To Be or Not to Be in the Party: Communist Party Membership in the USSR
ISBN/ASIN: 9789027727176,9789400929630,9789027727169 | 1988 | English | pdf | 235/241 pages | 17.1 Mb
Publisher: Springer Netherlands | Author: Yuri Glazov (auth.) | Edition: 1

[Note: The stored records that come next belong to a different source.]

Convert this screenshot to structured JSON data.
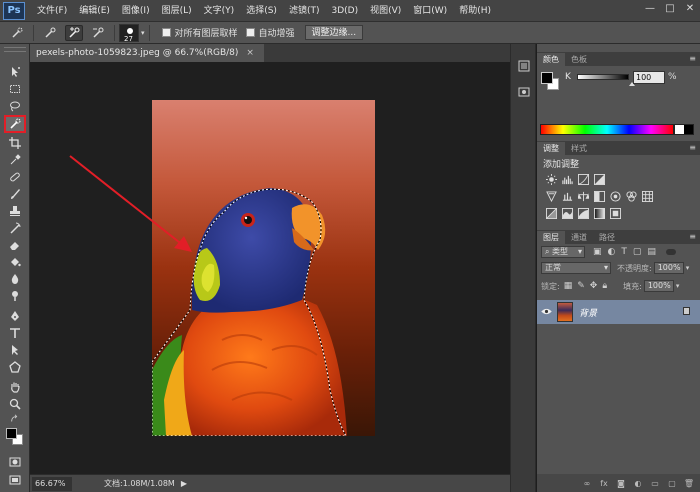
{
  "app": {
    "logo": "Ps"
  },
  "menu": [
    "文件(F)",
    "编辑(E)",
    "图像(I)",
    "图层(L)",
    "文字(Y)",
    "选择(S)",
    "滤镜(T)",
    "3D(D)",
    "视图(V)",
    "窗口(W)",
    "帮助(H)"
  ],
  "window_controls": {
    "minimize": "—",
    "maximize": "□",
    "close": "✕"
  },
  "options": {
    "brush_size": "27",
    "sample_all_layers": "对所有图层取样",
    "auto_enhance": "自动增强",
    "refine_edge": "调整边缘..."
  },
  "document": {
    "tab": "pexels-photo-1059823.jpeg @ 66.7%(RGB/8)",
    "close": "×"
  },
  "status": {
    "zoom": "66.67%",
    "doc": "文档:1.08M/1.08M",
    "arrow": "▶"
  },
  "panels": {
    "color_tabs": [
      "颜色",
      "色板"
    ],
    "k_label": "K",
    "k_value": "100",
    "k_unit": "%",
    "adjust_tabs": [
      "调整",
      "样式"
    ],
    "adjust_title": "添加调整",
    "layers_tabs": [
      "图层",
      "通道",
      "路径"
    ],
    "filter_kind": "类型",
    "blend_mode": "正常",
    "opacity_label": "不透明度:",
    "opacity_value": "100%",
    "lock_label": "锁定:",
    "fill_label": "填充:",
    "fill_value": "100%",
    "layer_name": "背景",
    "menu_glyph": "≡"
  },
  "colors": {
    "accent_red": "#e21e27",
    "selected_layer": "#7687a1"
  },
  "icons": {
    "tools": [
      "move-icon",
      "marquee-icon",
      "lasso-icon",
      "quick-selection-icon",
      "crop-icon",
      "eyedropper-icon",
      "healing-brush-icon",
      "brush-icon",
      "clone-stamp-icon",
      "history-brush-icon",
      "eraser-icon",
      "paint-bucket-icon",
      "blur-icon",
      "dodge-icon",
      "pen-icon",
      "type-icon",
      "path-selection-icon",
      "shape-icon",
      "hand-icon",
      "zoom-icon"
    ]
  }
}
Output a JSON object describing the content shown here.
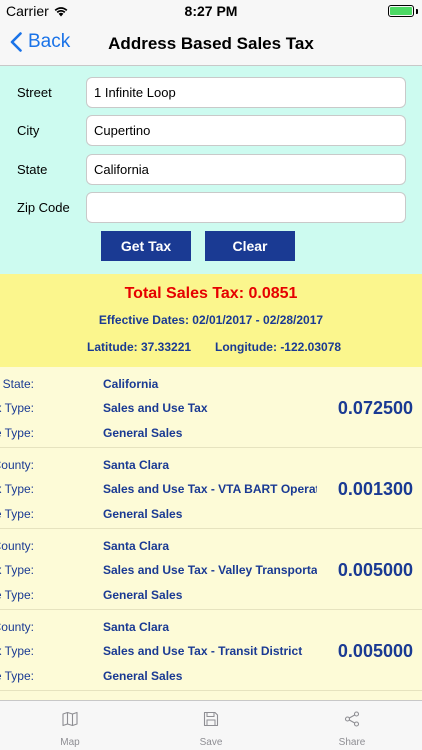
{
  "status_bar": {
    "carrier": "Carrier",
    "time": "8:27 PM"
  },
  "nav": {
    "back_label": "Back",
    "title": "Address Based Sales Tax"
  },
  "form": {
    "fields": [
      {
        "label": "Street",
        "value": "1 Infinite Loop"
      },
      {
        "label": "City",
        "value": "Cupertino"
      },
      {
        "label": "State",
        "value": "California"
      },
      {
        "label": "Zip Code",
        "value": ""
      }
    ],
    "get_tax_label": "Get Tax",
    "clear_label": "Clear"
  },
  "summary": {
    "total": "Total Sales Tax: 0.0851",
    "effective_dates": "Effective Dates: 02/01/2017 - 02/28/2017",
    "latitude": "Latitude: 37.33221",
    "longitude": "Longitude: -122.03078"
  },
  "entries": [
    {
      "jurisdiction_label": "State:",
      "jurisdiction": "California",
      "tax_type_label": "Tax Type:",
      "tax_type": "Sales and Use Tax",
      "rate_type_label": "Rate Type:",
      "rate_type": "General Sales",
      "rate": "0.072500"
    },
    {
      "jurisdiction_label": "County:",
      "jurisdiction": "Santa Clara",
      "tax_type_label": "Tax Type:",
      "tax_type": "Sales and Use Tax - VTA BART Operating",
      "rate_type_label": "Rate Type:",
      "rate_type": "General Sales",
      "rate": "0.001300"
    },
    {
      "jurisdiction_label": "County:",
      "jurisdiction": "Santa Clara",
      "tax_type_label": "Tax Type:",
      "tax_type": "Sales and Use Tax - Valley Transportation",
      "rate_type_label": "Rate Type:",
      "rate_type": "General Sales",
      "rate": "0.005000"
    },
    {
      "jurisdiction_label": "County:",
      "jurisdiction": "Santa Clara",
      "tax_type_label": "Tax Type:",
      "tax_type": "Sales and Use Tax - Transit District",
      "rate_type_label": "Rate Type:",
      "rate_type": "General Sales",
      "rate": "0.005000"
    }
  ],
  "tab_bar": {
    "tabs": [
      {
        "label": "Map",
        "icon": "map-icon"
      },
      {
        "label": "Save",
        "icon": "save-icon"
      },
      {
        "label": "Share",
        "icon": "share-icon"
      }
    ]
  },
  "colors": {
    "form_background": "#cdfbf0",
    "summary_background": "#fbf68d",
    "details_background": "#fdfbd7",
    "button": "#1a3a93",
    "total_text": "#e60000",
    "accent_text": "#1a3a93",
    "link": "#1a73e8",
    "battery": "#4cd964"
  },
  "battery_level": 1.0
}
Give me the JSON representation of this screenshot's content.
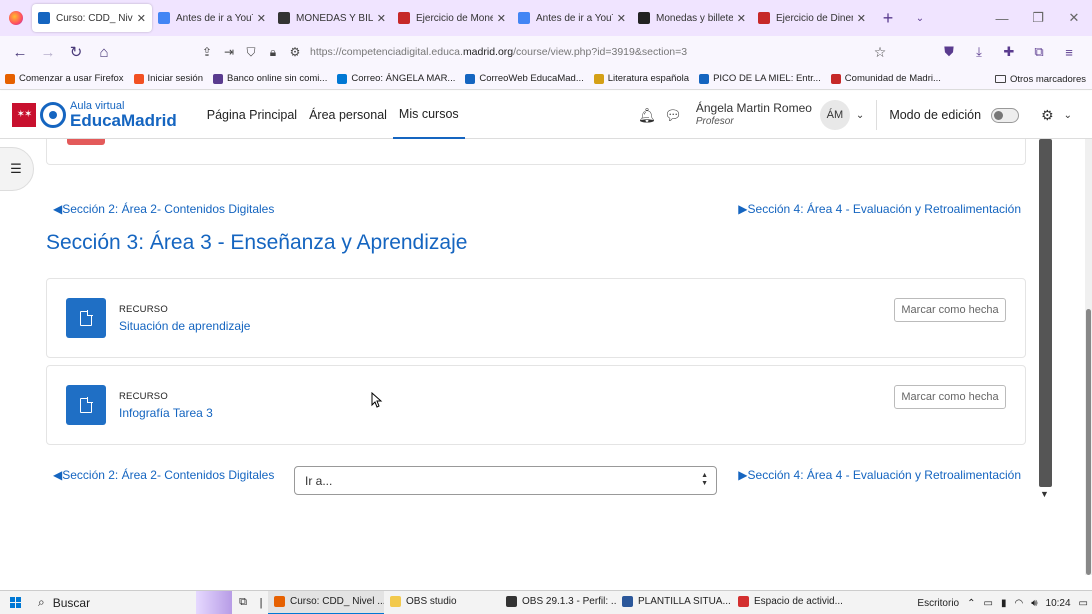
{
  "browser": {
    "tabs": [
      {
        "title": "Curso: CDD_ Nivel",
        "color": "#1565c0",
        "active": true
      },
      {
        "title": "Antes de ir a YouTube",
        "color": "#4285f4",
        "active": false
      },
      {
        "title": "MONEDAS Y BILLETES",
        "color": "#333333",
        "active": false
      },
      {
        "title": "Ejercicio de Monedas",
        "color": "#c62828",
        "active": false
      },
      {
        "title": "Antes de ir a YouTube",
        "color": "#4285f4",
        "active": false
      },
      {
        "title": "Monedas y billetes",
        "color": "#222222",
        "active": false
      },
      {
        "title": "Ejercicio de Dinero",
        "color": "#c62828",
        "active": false
      }
    ],
    "tab_close": "✕",
    "new_tab": "+",
    "url_prefix": "https://competenciadigital.educa.",
    "url_domain": "madrid.org",
    "url_suffix": "/course/view.php?id=3919&section=3",
    "bookmarks": [
      {
        "label": "Comenzar a usar Firefox",
        "color": "#e66000"
      },
      {
        "label": "Iniciar sesión",
        "color": "#f25022"
      },
      {
        "label": "Banco online sin comi...",
        "color": "#5a3b8f"
      },
      {
        "label": "Correo: ÁNGELA MAR...",
        "color": "#0078d4"
      },
      {
        "label": "CorreoWeb EducaMad...",
        "color": "#1565c0"
      },
      {
        "label": "Literatura española",
        "color": "#d4a017"
      },
      {
        "label": "PICO DE LA MIEL: Entr...",
        "color": "#1565c0"
      },
      {
        "label": "Comunidad de Madri...",
        "color": "#c62828"
      }
    ],
    "other_bookmarks": "Otros marcadores"
  },
  "header": {
    "logo_small": "Aula virtual",
    "logo_big": "EducaMadrid",
    "nav": [
      {
        "label": "Página Principal",
        "active": false
      },
      {
        "label": "Área personal",
        "active": false
      },
      {
        "label": "Mis cursos",
        "active": true
      }
    ],
    "user_name": "Ángela Martin Romeo",
    "user_role": "Profesor",
    "avatar_initials": "ÁM",
    "edit_mode_label": "Modo de edición"
  },
  "section": {
    "prev_link": "◀Sección 2: Área 2- Contenidos Digitales",
    "next_link": "▶Sección 4: Área 4 - Evaluación y Retroalimentación",
    "title": "Sección 3: Área 3 - Enseñanza y Aprendizaje",
    "activities": [
      {
        "type": "RECURSO",
        "name": "Situación de aprendizaje",
        "button": "Marcar como hecha"
      },
      {
        "type": "RECURSO",
        "name": "Infografía Tarea 3",
        "button": "Marcar como hecha"
      }
    ],
    "goto_placeholder": "Ir a..."
  },
  "taskbar": {
    "search_label": "Buscar",
    "items": [
      {
        "label": "Curso: CDD_ Nivel ...",
        "color": "#e66000",
        "active": true
      },
      {
        "label": "OBS studio",
        "color": "#f2c94c",
        "active": false
      },
      {
        "label": "OBS 29.1.3 - Perfil: ...",
        "color": "#333333",
        "active": false
      },
      {
        "label": "PLANTILLA SITUA...",
        "color": "#2b579a",
        "active": false
      },
      {
        "label": "Espacio de activid...",
        "color": "#d32f2f",
        "active": false
      }
    ],
    "desktop_label": "Escritorio",
    "time": "10:24"
  }
}
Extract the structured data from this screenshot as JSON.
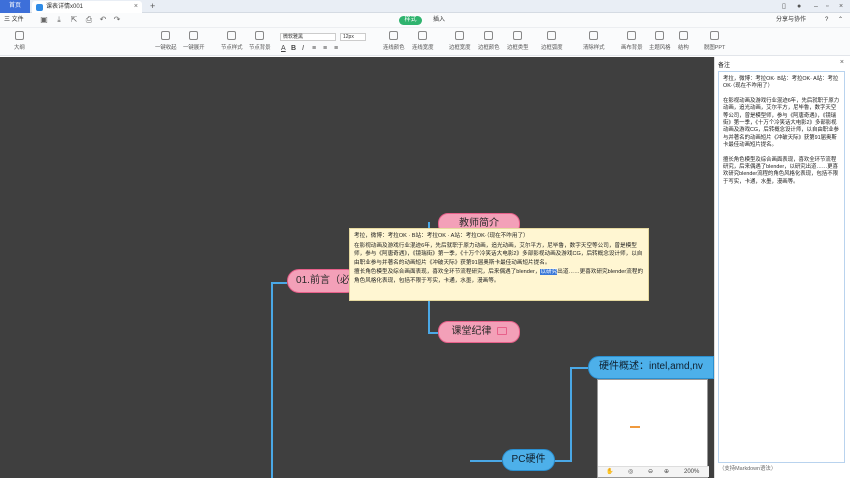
{
  "tabs": {
    "home": "首页",
    "doc": "课表详情x001"
  },
  "menu": {
    "file": "三 文件",
    "mode_active": "样式",
    "mode_insert": "插入",
    "share": "分享与协作",
    "help": "?"
  },
  "toolbar": {
    "outline": "大纲",
    "collapse_one": "一键收起",
    "expand_one": "一键展开",
    "node_style": "节点样式",
    "node_bg": "节点背景",
    "font": "微软雅黑",
    "font_size": "12px",
    "line_color": "连线颜色",
    "line_width": "连线宽度",
    "border_width": "边框宽度",
    "border_color": "边框颜色",
    "border_type": "边框类型",
    "border_radius": "边框弧度",
    "clear_style": "清除样式",
    "canvas_bg": "画布背景",
    "theme": "主题风格",
    "structure": "结构",
    "ppt": "脱图PPT"
  },
  "mindmap": {
    "top_node": "教师简介",
    "preface": "01.前言（必",
    "discipline": "课堂纪律",
    "pc_hw": "PC硬件",
    "hw_overview": "硬件概述：intel,amd,nv"
  },
  "tooltip": {
    "p1": "考拉，微博：考拉OK · B站：考拉OK · A站：考拉OK·（现在不咋用了）",
    "p2": "在影视动画及游戏行业混迹6年，先后就职于原力动画，追光动画，艾尔平方，尼毕鲁，数字天空等公司，曾是模型师，参与《阿唐奇遇》，《镜瑞街》第一季，《十万个冷笑话大电影2》多部影视动画及游戏CG，后转概念设计师，以自由职业参与并著名的动画短片《冲破天际》获第91届奥斯卡最佳动画短片提名。",
    "p3a": "擅长角色模型及综合画面表现，喜欢全环节流程研究，后来偶遇了blender，",
    "p3sel": "以研究",
    "p3b": "出道……更喜欢研究blender流程的角色风格化表现，包括不限于写实，卡通，水墨，漫画等。"
  },
  "thumb": {
    "zoom": "200%"
  },
  "side": {
    "title": "备注",
    "p1": "考拉，微博：考拉OK· B站：考拉OK· A站：考拉OK·（现在不咋用了）",
    "p2": "在影视动画及游戏行业混迹6年，先后就职于原力动画，追光动画，艾尔平方，尼毕鲁，数字天空等公司，曾是模型师，参与《阿唐奇遇》，《镜瑞街》第一季，《十万个冷笑话大电影2》多部影视动画及游戏CG，后转概念设计师，以自由职业参与并著名的动画短片《冲破天际》获第91届奥斯卡最佳动画短片提名。",
    "p3": "擅长角色模型及综合画面表现，喜欢全环节流程研究，后来偶遇了blender，以研究出道……更喜欢研究blender流程的角色风格化表现，包括不限于写实，卡通，水墨，漫画等。",
    "footer": "（支持Markdown语法）"
  }
}
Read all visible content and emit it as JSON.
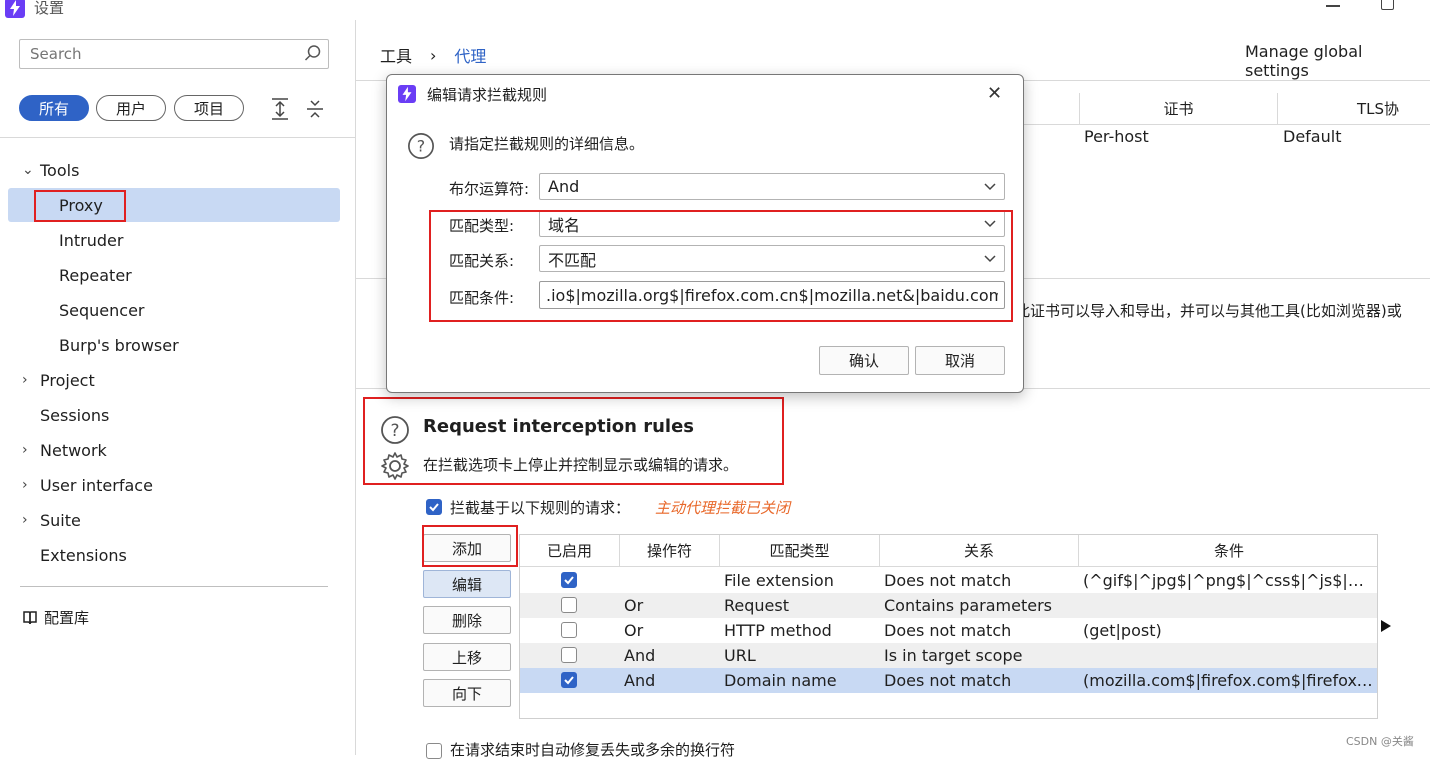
{
  "window": {
    "title": "设置"
  },
  "sidebar": {
    "search_placeholder": "Search",
    "filters": [
      "所有",
      "用户",
      "项目"
    ],
    "items": [
      {
        "label": "Tools",
        "chevron": "⌄"
      },
      {
        "label": "Proxy"
      },
      {
        "label": "Intruder"
      },
      {
        "label": "Repeater"
      },
      {
        "label": "Sequencer"
      },
      {
        "label": "Burp's browser"
      },
      {
        "label": "Project",
        "chevron": "›"
      },
      {
        "label": "Sessions"
      },
      {
        "label": "Network",
        "chevron": "›"
      },
      {
        "label": "User interface",
        "chevron": "›"
      },
      {
        "label": "Suite",
        "chevron": "›"
      },
      {
        "label": "Extensions"
      }
    ],
    "library_label": "配置库"
  },
  "header": {
    "breadcrumb": [
      "工具",
      "代理"
    ],
    "manage_global": "Manage global settings"
  },
  "background_table": {
    "headers": [
      "证书",
      "TLS协"
    ],
    "row": [
      "Per-host",
      "Default"
    ]
  },
  "background_text": "此证书可以导入和导出，并可以与其他工具(比如浏览器)或",
  "section": {
    "title": "Request interception rules",
    "description": "在拦截选项卡上停止并控制显示或编辑的请求。",
    "intercept_label": "拦截基于以下规则的请求：",
    "intercept_status": "主动代理拦截已关闭"
  },
  "buttons": {
    "add": "添加",
    "edit": "编辑",
    "remove": "删除",
    "up": "上移",
    "down": "向下"
  },
  "rules_table": {
    "headers": [
      "已启用",
      "操作符",
      "匹配类型",
      "关系",
      "条件"
    ],
    "rows": [
      {
        "enabled": true,
        "operator": "",
        "match_type": "File extension",
        "relationship": "Does not match",
        "condition": "(^gif$|^jpg$|^png$|^css$|^js$|^ico..."
      },
      {
        "enabled": false,
        "operator": "Or",
        "match_type": "Request",
        "relationship": "Contains parameters",
        "condition": ""
      },
      {
        "enabled": false,
        "operator": "Or",
        "match_type": "HTTP method",
        "relationship": "Does not match",
        "condition": "(get|post)"
      },
      {
        "enabled": false,
        "operator": "And",
        "match_type": "URL",
        "relationship": "Is in target scope",
        "condition": ""
      },
      {
        "enabled": true,
        "operator": "And",
        "match_type": "Domain name",
        "relationship": "Does not match",
        "condition": "(mozilla.com$|firefox.com$|firefoxchi..."
      }
    ]
  },
  "bottom_option": "在请求结束时自动修复丢失或多余的换行符",
  "watermark": "CSDN @关酱",
  "dialog": {
    "title": "编辑请求拦截规则",
    "info": "请指定拦截规则的详细信息。",
    "boolean_label": "布尔运算符:",
    "boolean_value": "And",
    "match_type_label": "匹配类型:",
    "match_type_value": "域名",
    "relationship_label": "匹配关系:",
    "relationship_value": "不匹配",
    "condition_label": "匹配条件:",
    "condition_value": ".io$|mozilla.org$|firefox.com.cn$|mozilla.net&|baidu.com&)",
    "ok": "确认",
    "cancel": "取消"
  },
  "colors": {
    "accent": "#2f63c6",
    "selection": "#c8d9f3",
    "highlight_red": "#e02020",
    "status_orange": "#e8682a",
    "logo_purple": "#6a3df5"
  }
}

In March of 1985 Mikhail Gorbachev came to power in the Seviet Union. Initially, one could discern serious changes in the policy and statements of this new, young, and obviously efficient leader only with great difficulty. While abroad, Gorbachev had said that anti-Stalinism was a form of anti-Communism. The newspapers were filled with words lauding "the sacred traditions of the 1930's". At the same time, the campaign against drunkenness, corruption, and sloppiness launched by Yuri Andropov was given a new impetus and the highest Party support. In April, 1986, the Chernobyl tragedy took place. The first reaction of the Soviet authorities was the usual one. The Soviet public was not properly informed about the disaster and its unprecedented peril. Millions of jubilant Soviet citizens crowded the squares and streets of Kiev and Minsk during the May Day festivities. We can only guess what the reaction of the Kremlin authorities would have been had not Swedish scientists traced and announced to the world the threatening level of radioactivity. Would the terms "glasnost'" and "perestrojka" have spread through the world press with such intensity and alacrity? A popular Soviet author wrote a year later in the Soviet media: "Chernobyl appeared to be not only a national event, a disaster shared by each of us, but also a dividing line between two eras of time.